Re: Bus Safety
Why weren't the "professional" bus drivers looking way ahead? The photo from the Sullivan Journal clearly shows the accident scene was visible at least half a mile back, maybe even a mile or more. The back-up from the construction site that caused the tractor to slow/stop may have been hidden over the crest of a hill, but you would have seen brake lights at the top of the hill. This should have caused an alert.
Professionals look at intersecting roadways to see if anyone is entering an on-ramp, and change lanes in anticipation rather than waiting until a vehicle is alongside attempting to merge. I always look 3/4 mile to one mile ahead (where the twisting Northeast terrain allows). For example, If I see a slow tractor trailer crawling along that another tractor trailer I am overtaking will have to pass, I give the second semi room so the driver will not have to brake and then attempt to regain highway speed.

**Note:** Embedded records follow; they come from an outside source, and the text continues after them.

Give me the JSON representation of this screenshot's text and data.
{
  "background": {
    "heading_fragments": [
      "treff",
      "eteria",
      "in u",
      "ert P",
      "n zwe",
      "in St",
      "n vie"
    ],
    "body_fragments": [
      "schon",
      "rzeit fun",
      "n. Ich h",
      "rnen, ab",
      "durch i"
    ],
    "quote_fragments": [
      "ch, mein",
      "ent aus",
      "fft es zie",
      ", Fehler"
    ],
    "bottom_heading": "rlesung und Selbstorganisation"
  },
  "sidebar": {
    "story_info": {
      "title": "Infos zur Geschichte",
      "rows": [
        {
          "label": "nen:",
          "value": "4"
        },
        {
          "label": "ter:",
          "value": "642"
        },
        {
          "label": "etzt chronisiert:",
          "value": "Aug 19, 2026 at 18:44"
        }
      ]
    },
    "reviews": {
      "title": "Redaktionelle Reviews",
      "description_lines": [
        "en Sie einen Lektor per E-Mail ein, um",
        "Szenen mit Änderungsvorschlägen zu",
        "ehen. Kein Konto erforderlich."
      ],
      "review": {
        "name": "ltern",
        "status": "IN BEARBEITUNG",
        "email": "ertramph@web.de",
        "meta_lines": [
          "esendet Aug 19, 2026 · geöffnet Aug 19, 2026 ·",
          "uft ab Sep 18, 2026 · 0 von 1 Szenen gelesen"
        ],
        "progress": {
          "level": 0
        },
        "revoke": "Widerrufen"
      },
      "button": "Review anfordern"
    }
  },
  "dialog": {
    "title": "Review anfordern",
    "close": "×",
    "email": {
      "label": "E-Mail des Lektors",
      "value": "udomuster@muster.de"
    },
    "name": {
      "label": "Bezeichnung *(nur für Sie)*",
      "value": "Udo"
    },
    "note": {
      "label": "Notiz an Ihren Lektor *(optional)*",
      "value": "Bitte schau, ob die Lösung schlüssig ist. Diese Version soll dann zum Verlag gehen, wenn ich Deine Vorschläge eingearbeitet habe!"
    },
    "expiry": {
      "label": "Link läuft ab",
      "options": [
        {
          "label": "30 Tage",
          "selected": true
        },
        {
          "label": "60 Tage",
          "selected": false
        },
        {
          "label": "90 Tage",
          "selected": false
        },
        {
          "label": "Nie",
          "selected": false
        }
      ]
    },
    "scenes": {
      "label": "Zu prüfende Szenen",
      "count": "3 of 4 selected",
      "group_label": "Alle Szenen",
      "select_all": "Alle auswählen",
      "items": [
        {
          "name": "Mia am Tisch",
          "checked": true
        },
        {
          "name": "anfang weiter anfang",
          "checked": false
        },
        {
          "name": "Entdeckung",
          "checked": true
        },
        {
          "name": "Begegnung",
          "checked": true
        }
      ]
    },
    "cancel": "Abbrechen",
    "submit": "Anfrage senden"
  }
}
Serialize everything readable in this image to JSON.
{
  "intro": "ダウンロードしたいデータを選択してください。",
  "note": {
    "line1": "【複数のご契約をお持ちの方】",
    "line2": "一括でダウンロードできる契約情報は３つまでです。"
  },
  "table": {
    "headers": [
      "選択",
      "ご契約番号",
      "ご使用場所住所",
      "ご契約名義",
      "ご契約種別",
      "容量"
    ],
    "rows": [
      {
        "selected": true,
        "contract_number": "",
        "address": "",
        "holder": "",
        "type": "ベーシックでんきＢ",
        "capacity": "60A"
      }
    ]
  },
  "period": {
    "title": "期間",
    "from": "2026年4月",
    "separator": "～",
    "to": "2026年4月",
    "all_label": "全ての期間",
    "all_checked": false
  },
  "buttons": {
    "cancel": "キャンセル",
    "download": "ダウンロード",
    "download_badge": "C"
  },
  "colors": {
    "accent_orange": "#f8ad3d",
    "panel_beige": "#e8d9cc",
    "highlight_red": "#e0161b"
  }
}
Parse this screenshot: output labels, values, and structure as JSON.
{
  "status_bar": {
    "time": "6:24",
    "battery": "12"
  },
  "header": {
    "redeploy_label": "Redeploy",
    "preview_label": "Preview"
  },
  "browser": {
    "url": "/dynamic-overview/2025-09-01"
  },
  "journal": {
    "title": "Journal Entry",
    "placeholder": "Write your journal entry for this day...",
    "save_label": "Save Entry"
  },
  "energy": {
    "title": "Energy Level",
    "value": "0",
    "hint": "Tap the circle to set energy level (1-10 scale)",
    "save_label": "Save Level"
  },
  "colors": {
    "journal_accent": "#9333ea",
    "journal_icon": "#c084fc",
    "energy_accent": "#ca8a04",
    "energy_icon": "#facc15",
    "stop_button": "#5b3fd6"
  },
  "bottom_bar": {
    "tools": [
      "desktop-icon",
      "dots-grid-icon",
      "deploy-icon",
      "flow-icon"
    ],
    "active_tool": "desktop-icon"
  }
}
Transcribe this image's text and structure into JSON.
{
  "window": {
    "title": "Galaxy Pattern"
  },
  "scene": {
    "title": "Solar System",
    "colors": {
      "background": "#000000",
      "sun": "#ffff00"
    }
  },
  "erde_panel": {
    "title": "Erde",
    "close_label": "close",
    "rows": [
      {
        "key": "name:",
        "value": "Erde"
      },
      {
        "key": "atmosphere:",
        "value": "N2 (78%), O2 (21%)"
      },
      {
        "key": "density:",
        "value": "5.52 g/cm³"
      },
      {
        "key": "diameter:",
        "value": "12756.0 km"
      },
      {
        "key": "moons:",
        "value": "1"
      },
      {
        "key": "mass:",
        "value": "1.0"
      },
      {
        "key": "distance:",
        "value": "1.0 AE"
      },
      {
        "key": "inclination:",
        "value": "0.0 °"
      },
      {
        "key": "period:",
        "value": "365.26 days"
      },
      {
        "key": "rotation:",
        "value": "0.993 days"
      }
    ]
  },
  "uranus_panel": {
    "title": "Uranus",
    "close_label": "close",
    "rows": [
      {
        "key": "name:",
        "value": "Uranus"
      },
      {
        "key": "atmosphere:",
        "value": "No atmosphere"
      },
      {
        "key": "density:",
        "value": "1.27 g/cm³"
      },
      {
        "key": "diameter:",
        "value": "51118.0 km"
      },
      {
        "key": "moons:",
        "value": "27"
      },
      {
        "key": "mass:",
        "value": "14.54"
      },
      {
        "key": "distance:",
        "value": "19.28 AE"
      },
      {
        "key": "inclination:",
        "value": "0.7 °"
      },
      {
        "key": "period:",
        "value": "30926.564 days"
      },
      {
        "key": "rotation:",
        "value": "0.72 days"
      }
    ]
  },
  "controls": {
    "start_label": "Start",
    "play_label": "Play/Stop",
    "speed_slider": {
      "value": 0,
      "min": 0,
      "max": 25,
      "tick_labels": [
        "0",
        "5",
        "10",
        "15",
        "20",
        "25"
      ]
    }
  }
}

I can see a parked Troop Car at about 2 miles on a straightaway, and expect the drivers around me to do stupid things when they see it, too. (Though with the new low-profile LED light bars, at distances beyond a half mile some foreign sedans with roof racks give the profile of a Smokey rolling toward me from the opposite direction. The old interstate cars of the 1980s, even without a light bar, were a dead giveaway at one mile with the lowered ground clearance.)
As an old phart I hate to say this, but maybe the fact that the lead bus driver was 75 years old may have something to do with this? Just saying . . . . .
p.s. This week I get to see if I can keep my CDL medical card . . . .
Edit: As I think about it, driving solo being distracted only by the clowns on the radio(s) is a bit different than having your attention divided by a full busload of high schoolers on a field trip clowning around behind you. I've never had more than a dozen or so teens ride with me. Maybe I should cut the driver some more slack . . . .
Someone said "Making good decisions comes from experience, experience comes from bad decisions." I say there are three kinds of people: those who learn from their mistakes, those who learn from the mistakes of others, and those who never learn.